It is also a time when Muslims remember those less fortunate around the world by giving a portion of their wealth to charitable causes. Every Ramadan, here at Islamic Relief Canada, we pick a global issue that we campaign and fundraise on; and this month we’re calling for more action towards ending the global refugee crisis. It’s a topic that’s on the top of the agenda at the World Humanitarian Summit and one that the Canadian government has recognized and acted upon with the welcoming of Syrian refugees.
From Syria, Iraq, Afghanistan to Yemen and Somalia — war, conflict and persecution have forced over 60 million people worldwide to flee their homes. As one of the world’s leading Muslim NGOs, each year we’re finding a greater need for us to respond to the refugee crises. The effects of global climate change and wars in the middle east are destroying lives and forcing people from their homes.
As an aid worker, I’ve travelled to many countries during time of war and conflict and I’ve witnessed the compassion that local communities have shown refugees in places like Pakistan, Jordan and Lebanon. We’ve also seen action from world leaders and millions of people around the world.
Sadly as the number mounts and scale of the crisis increases for the first time, we are seeing global antipathy toward refugees. While countries such as Turkey, Jordan, Germany and Canada have opened their doors, others countries are turning to far right politicians hoping to stem the flow of people seeking refugee and settle as their neighbours. For many of us around the world, we’ve been desensitised to images of refugees walking hundreds of miles, drowning in the Mediterranean Sea and living in refugee camps for their entire life.
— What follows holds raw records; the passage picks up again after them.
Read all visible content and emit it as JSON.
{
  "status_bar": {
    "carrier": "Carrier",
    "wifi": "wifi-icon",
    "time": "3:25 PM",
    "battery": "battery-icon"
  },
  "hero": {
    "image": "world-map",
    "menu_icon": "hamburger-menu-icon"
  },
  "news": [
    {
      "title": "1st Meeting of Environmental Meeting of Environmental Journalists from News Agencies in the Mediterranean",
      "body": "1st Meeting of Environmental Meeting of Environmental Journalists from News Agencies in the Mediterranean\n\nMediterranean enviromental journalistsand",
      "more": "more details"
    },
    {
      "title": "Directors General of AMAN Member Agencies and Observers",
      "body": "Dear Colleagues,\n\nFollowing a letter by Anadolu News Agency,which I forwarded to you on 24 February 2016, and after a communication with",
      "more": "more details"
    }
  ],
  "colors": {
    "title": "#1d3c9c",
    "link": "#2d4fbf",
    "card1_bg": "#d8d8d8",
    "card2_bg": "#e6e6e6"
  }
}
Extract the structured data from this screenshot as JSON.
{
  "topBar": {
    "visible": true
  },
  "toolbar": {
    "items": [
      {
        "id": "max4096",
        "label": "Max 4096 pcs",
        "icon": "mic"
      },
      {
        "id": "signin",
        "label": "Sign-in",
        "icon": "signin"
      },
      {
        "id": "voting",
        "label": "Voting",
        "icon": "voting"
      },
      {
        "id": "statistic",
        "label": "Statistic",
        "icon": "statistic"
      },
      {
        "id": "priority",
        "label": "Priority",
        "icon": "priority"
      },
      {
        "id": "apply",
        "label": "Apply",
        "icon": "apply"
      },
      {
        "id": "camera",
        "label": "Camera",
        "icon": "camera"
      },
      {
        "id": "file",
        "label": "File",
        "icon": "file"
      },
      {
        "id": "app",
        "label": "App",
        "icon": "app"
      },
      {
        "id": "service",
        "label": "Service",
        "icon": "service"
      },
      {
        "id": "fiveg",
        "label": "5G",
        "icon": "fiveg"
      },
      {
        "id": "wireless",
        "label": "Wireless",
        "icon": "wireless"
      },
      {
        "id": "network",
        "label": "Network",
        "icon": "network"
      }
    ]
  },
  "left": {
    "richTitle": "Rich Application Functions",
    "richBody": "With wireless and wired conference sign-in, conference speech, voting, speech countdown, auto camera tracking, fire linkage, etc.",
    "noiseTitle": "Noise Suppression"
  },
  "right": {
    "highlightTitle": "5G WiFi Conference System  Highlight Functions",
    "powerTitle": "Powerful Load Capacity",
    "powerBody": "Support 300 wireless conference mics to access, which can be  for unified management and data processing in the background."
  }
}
We are too caught up in high level political discourse on ways to end conflicts and wars, that we’ve forgotten the impact seeking refugee has on the ordinary people who seen their lives decimated.